I understand the conflict any of this might birth, after all because Nietzsche, too, said some awful things about women I should rightfully find little substance in the culture he promotes; however, to Nietzsche this was not a central theme, nor was it of the same resentment perpetuated in the Bible and other religious texts. This is analogous to the work of Ayn Rand. She put her faith in true capitalism which was her real area of effort, all other subsequent conclusions (i.e. sociologically without regard for her own psychology, emotionally without regard for her own history) were born from resentment and became thematic to her, institutional even. If only she left these errors alone instead of constantly incorporating them. Readers of Nietzsche today don’t take to his sexism (unless they’re seeking that out, which would make them a very specific type of scholar) because it can be resolved, rationalized even. A couple years ago, two of my friends were married in a Lutheran church (I don’t know which translation of the Bible they use though) and were required to attend counseling sessions before so the pastor could decide on whether he would marry them or not. One of the first maxims he taught them was that the man does (and always so) come first; the man’s job is the important one of the household; the man’s role is to keep the family together and without that role the family no longer exists.
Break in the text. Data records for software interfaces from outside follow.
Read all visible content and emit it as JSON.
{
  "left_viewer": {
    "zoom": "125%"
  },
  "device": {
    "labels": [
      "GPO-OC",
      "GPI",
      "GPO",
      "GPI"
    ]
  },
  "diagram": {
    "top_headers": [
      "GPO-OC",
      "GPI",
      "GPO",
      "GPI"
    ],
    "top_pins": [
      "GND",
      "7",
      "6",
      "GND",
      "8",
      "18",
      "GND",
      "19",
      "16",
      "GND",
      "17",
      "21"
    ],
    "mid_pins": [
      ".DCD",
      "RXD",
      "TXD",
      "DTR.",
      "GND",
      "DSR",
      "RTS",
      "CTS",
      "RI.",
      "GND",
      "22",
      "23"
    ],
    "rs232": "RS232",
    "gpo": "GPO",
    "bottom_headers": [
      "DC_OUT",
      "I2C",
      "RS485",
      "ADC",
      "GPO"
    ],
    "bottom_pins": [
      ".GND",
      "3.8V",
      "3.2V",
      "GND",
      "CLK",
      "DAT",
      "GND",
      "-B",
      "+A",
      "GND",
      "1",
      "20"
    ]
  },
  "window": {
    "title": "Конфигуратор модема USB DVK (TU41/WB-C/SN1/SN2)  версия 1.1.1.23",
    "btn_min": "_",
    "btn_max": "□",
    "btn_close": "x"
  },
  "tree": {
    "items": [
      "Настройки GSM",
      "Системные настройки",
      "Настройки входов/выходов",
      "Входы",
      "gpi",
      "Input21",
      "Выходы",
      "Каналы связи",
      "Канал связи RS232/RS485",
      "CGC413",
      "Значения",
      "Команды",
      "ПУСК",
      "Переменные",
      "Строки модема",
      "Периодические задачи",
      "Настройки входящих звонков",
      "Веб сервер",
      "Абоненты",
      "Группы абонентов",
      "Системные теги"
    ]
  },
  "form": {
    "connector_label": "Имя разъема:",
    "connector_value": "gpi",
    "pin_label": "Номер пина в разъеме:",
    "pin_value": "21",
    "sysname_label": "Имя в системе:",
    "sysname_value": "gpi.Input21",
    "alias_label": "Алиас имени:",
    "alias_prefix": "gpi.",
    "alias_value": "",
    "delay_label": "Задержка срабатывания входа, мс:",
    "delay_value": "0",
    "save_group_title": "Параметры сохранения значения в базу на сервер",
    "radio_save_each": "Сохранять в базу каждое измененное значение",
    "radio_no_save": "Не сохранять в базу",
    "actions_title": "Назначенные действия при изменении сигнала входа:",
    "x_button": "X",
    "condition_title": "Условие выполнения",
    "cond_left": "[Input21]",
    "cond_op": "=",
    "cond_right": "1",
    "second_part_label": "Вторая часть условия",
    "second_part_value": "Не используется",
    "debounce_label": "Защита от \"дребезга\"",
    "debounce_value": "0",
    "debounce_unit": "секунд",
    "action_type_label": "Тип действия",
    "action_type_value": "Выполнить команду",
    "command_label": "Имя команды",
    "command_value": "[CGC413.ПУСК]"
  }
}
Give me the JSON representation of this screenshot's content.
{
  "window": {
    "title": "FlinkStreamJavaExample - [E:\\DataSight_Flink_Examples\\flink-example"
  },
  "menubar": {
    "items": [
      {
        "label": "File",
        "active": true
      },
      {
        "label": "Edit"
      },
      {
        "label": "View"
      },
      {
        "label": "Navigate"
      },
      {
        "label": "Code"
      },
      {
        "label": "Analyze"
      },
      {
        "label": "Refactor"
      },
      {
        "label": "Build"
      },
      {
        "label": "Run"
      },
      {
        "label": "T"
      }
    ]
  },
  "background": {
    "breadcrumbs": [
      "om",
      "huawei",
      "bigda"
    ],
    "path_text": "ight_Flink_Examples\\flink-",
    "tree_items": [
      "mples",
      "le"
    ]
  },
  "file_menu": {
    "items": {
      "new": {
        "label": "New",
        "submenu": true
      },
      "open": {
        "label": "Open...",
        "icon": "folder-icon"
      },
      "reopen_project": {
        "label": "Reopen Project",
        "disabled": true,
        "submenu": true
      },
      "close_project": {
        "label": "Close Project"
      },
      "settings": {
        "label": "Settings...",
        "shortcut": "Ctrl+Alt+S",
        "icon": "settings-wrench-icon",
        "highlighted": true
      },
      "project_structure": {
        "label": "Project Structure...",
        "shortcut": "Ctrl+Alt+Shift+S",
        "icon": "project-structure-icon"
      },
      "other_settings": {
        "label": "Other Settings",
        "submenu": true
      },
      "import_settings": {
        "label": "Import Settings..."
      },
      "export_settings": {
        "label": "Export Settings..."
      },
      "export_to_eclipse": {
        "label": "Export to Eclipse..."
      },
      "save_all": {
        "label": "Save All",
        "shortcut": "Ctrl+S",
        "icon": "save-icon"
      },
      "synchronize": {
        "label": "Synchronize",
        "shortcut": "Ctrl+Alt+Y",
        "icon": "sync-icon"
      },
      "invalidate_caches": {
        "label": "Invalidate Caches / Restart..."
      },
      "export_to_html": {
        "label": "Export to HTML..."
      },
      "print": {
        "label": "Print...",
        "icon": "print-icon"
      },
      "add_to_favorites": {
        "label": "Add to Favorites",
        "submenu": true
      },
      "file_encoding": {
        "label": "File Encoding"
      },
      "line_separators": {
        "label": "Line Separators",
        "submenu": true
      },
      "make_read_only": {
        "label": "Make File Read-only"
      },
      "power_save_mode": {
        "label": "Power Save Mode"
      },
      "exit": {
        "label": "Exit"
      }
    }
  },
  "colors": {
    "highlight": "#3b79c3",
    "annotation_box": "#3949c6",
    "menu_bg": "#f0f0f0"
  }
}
This type of cultural sexism predates the Bible, undoubtedly, and much like certain people, from a certain generation, one could excuse it for not knowing any better; but maybe because these teachings and this culture are so strongly persistent in the Bible they still persist in our culture today.
Please do not take any of this as disrespectful; I could not intend it anymore diametrically opposite than this (I do apologize for you having gotten in the crossfire of this). Perhaps you do not have all these answers or even want to begin trying to answer them, but just maybe you are also as curious as I am about them.
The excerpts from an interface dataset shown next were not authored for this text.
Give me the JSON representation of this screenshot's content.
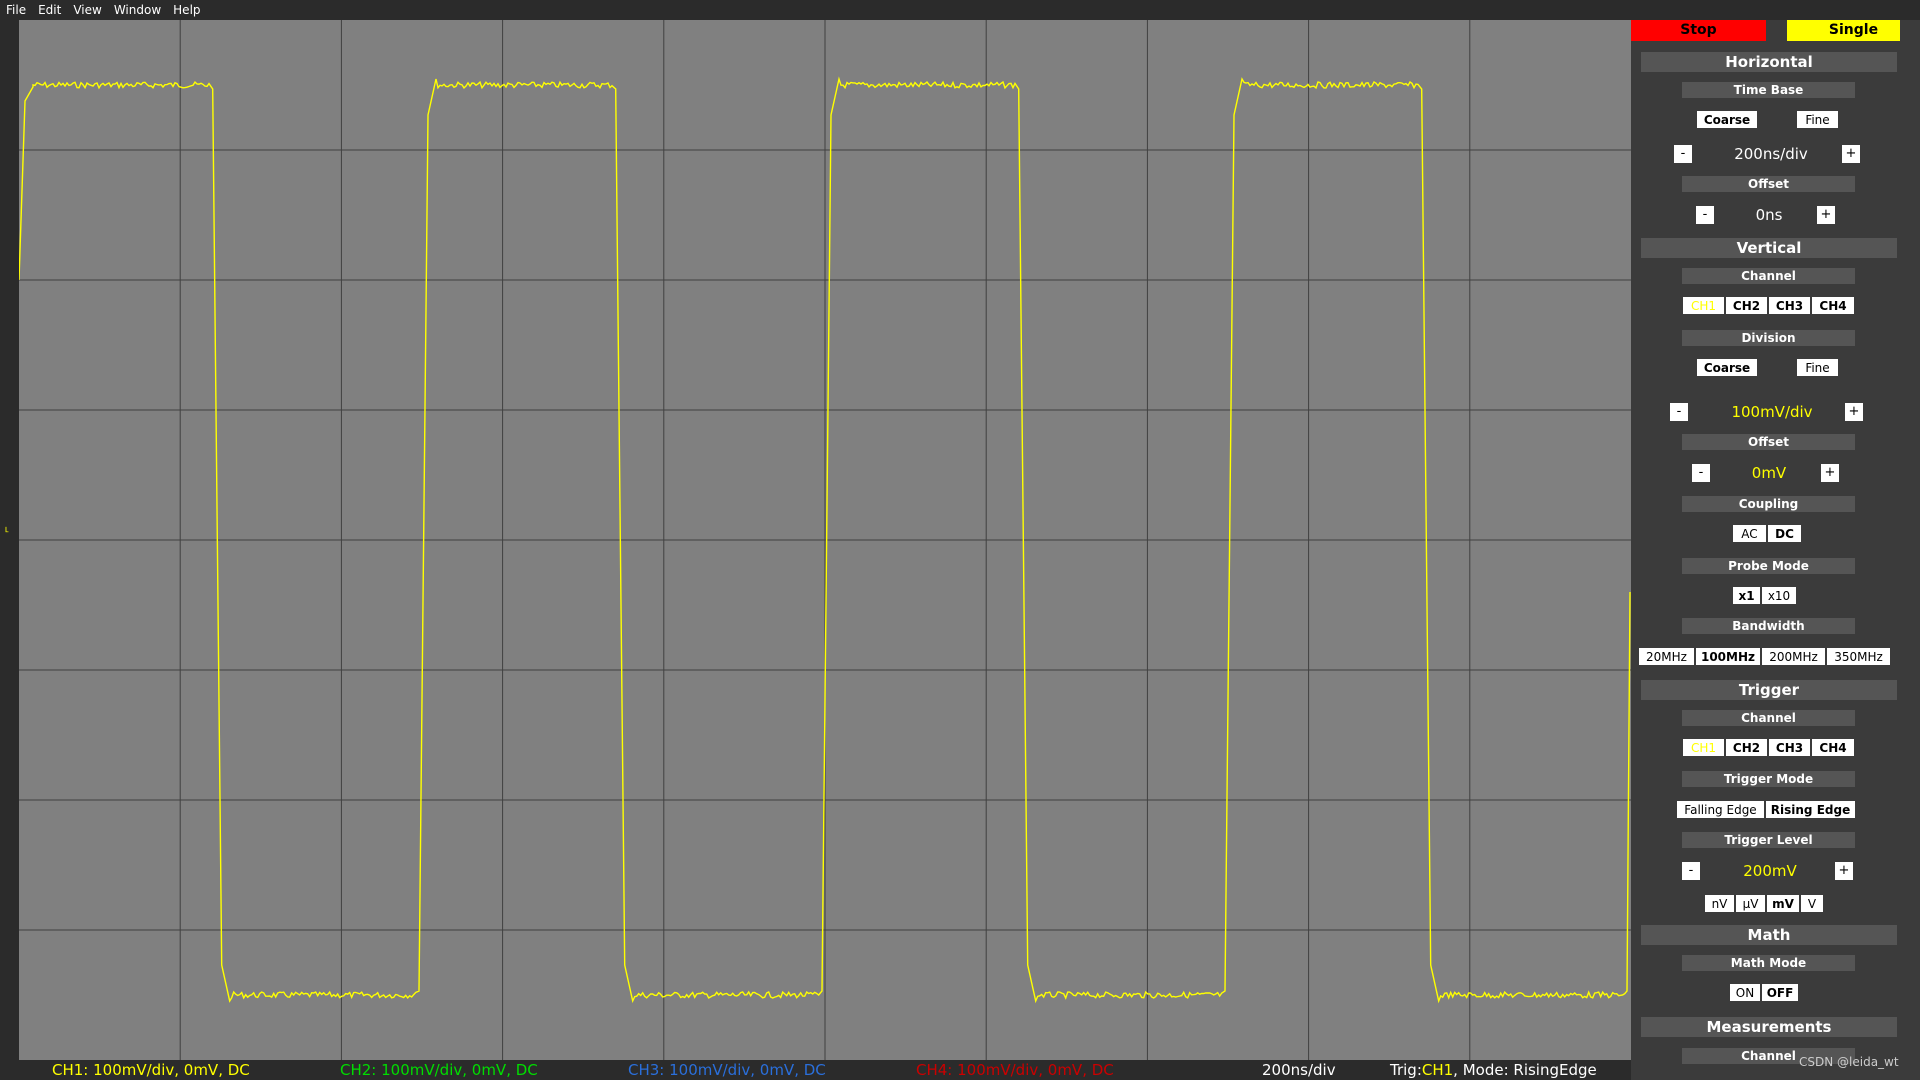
{
  "menu": [
    "File",
    "Edit",
    "View",
    "Window",
    "Help"
  ],
  "trigger_marker": "˪",
  "status": {
    "ch1": "CH1: 100mV/div, 0mV, DC",
    "ch2": "CH2: 100mV/div, 0mV, DC",
    "ch3": "CH3: 100mV/div, 0mV, DC",
    "ch4": "CH4: 100mV/div, 0mV, DC",
    "timebase": "200ns/div",
    "trig_prefix": "Trig:",
    "trig_channel": "CH1",
    "trig_mode": ", Mode: RisingEdge"
  },
  "colors": {
    "ch1": "#ffff00",
    "ch2": "#00dd00",
    "ch3": "#2a6fdb",
    "ch4": "#cc0000",
    "stop": "#ff0000",
    "single": "#ffff00",
    "grid": "#404040",
    "screen": "#808080"
  },
  "panel": {
    "stop": "Stop",
    "single": "Single",
    "horizontal": {
      "title": "Horizontal",
      "time_base": "Time Base",
      "coarse": "Coarse",
      "fine": "Fine",
      "minus": "-",
      "plus": "+",
      "time_value": "200ns/div",
      "offset": "Offset",
      "offset_value": "0ns"
    },
    "vertical": {
      "title": "Vertical",
      "channel": "Channel",
      "channels": [
        "CH1",
        "CH2",
        "CH3",
        "CH4"
      ],
      "division": "Division",
      "coarse": "Coarse",
      "fine": "Fine",
      "div_value": "100mV/div",
      "offset": "Offset",
      "offset_value": "0mV",
      "coupling": "Coupling",
      "ac": "AC",
      "dc": "DC",
      "probe_mode": "Probe Mode",
      "x1": "x1",
      "x10": "x10",
      "bandwidth": "Bandwidth",
      "bandwidths": [
        "20MHz",
        "100MHz",
        "200MHz",
        "350MHz"
      ]
    },
    "trigger": {
      "title": "Trigger",
      "channel": "Channel",
      "channels": [
        "CH1",
        "CH2",
        "CH3",
        "CH4"
      ],
      "trigger_mode": "Trigger Mode",
      "falling": "Falling Edge",
      "rising": "Rising Edge",
      "trigger_level": "Trigger Level",
      "level_value": "200mV",
      "units": [
        "nV",
        "μV",
        "mV",
        "V"
      ]
    },
    "math": {
      "title": "Math",
      "math_mode": "Math Mode",
      "on": "ON",
      "off": "OFF"
    },
    "measurements": {
      "title": "Measurements",
      "channel": "Channel"
    }
  },
  "watermark": "CSDN @leida_wt",
  "chart_data": {
    "type": "line",
    "series_color": "#ffff00",
    "grid_divisions": {
      "x": 10,
      "y": 8
    },
    "timebase_per_div": "200ns/div",
    "volts_per_div": "100mV/div",
    "waveform": "square",
    "high_level_div": 7.5,
    "low_level_div": 0.5,
    "edges_div": [
      {
        "type": "rise_start",
        "x": 0.0
      },
      {
        "type": "fall",
        "x": 1.22
      },
      {
        "type": "rise",
        "x": 2.5
      },
      {
        "type": "fall",
        "x": 3.72
      },
      {
        "type": "rise",
        "x": 5.0
      },
      {
        "type": "fall",
        "x": 6.22
      },
      {
        "type": "rise",
        "x": 7.5
      },
      {
        "type": "fall",
        "x": 8.72
      }
    ]
  }
}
At my most sincerest,
P.S. – I would not want to leave you without some further reading suggestions that may act as good supplemental reading to the Bible along with the above: The Rebel by Albert Camus, Letters from the Earth by Mark Twain, Remembering Che: My life with Che Guevara by Aleida March, This is Water by David Foster Wallace, and Man’s Search for Meaning by Viktor Frankl.